When Chris Kedzie and Katy Gero heard about Stanford University’s Student-Applicant Support Program they immediately thought, “this is something that we can do at Columbia.” Within hours they put together a rough plan on how to help applicants of the PhD program – by lending their expertise with reviewing a personal statement.
“Many times people who end up in PhD programs get there because of an invisible network of support, normally from other people who have attended a PhD program,” said Chris Kedzie, a seventh-year PhD student. When he was applying to graduate programs many of his friends who were in PhD programs helped and gave him invaluable feedback on his application, specifically his personal statement. “But for those who do not have access to that kind of network, it can put them at an unfair disadvantage.”
This review program attempts to fill the gap and help provide access to PhD students who can look over an applicant’s statement of purpose. “It is certainly not even close to addressing all of the systemic problems that some people face when applying to grad school,” said Katy Gero, a fourth-year PhD student. She, too, had friends in PhD programs who helped her with her application and she saw what a big difference getting feedback and guidance made. “We hope this is a small step in the right direction and it is something that we as grad students can implement ourselves.”
The initiative did not pop up out of the blue. Kedzie and Gero have been meeting with other students, faculty, and department staff since the #ShutDownSTEM strike for Black lives on June 10th. Over the summer, the group brainstormed ways that they can make the CS department more equitable. One of the points discussed was making the PhD program more accessible and so it was easy to get the group’s support for the PAR Program.
The initiative was put together quickly because of the support of fellow students, like Khalil Dozier and Tim Randolph, along with Associate Director for Academic Administration and Student Services Cindy Meekins, Professor Augustin Chaintreau, and CS Department Chair and Professor Rocco Servedio. The program was presented to the Dean’s office and officially launched in mid-October.
“The Computer Science Department is very happy to support our PhD students in this effort that they have led to improve the equity of our PhD program,” said Rocco Servedio, a professor and chair of the department. The department launched the CS@CU MS Bridge Program in computer science last year and is working on other programs with students and faculty. “We hope that this and other similar-in-spirit programs will bear fruit in broadening access to our department to a wide group of learners.”

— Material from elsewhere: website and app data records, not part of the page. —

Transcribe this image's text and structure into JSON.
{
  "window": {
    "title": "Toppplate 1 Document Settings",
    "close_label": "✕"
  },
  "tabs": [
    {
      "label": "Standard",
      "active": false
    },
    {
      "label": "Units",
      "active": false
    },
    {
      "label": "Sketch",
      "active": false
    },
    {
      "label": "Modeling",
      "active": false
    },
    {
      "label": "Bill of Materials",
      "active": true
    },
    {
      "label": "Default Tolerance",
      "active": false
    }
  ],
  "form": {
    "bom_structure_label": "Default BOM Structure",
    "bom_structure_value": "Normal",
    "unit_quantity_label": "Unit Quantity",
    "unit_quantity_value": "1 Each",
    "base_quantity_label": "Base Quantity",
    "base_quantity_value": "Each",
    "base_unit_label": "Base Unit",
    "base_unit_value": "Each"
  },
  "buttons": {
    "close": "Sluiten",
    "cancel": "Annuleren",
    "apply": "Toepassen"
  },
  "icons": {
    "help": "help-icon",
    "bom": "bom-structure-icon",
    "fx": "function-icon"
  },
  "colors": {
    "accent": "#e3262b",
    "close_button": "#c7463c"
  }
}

Interested applicants have to apply to the PAR program and submit their personal statement and CV by November 7th at 11:59 pm EST. Because the program is student-run and dependent on volunteers, there is no guarantee that every applicant can be accommodated. For those who are accepted, they will be notified, then paired with a PhD student in the same research area who will review their materials and provide feedback to them by November 21st – well ahead of the December 15th deadline to apply to the PhD program.
“We have been really impressed by the support we have seen,” said Kedzie. “We hope that this is a step towards a lot of bigger changes to the department and the school, to make it a more equitable place for everyone.”
If you are interested in taking part in Columbia’s #ShutdownSTEM meetings, the group meets every other week on Fridays at 3 pm. Sign up for meeting announcements here: https://lists.cs.columbia.edu/mailman/listinfo/shutdownstem-columbia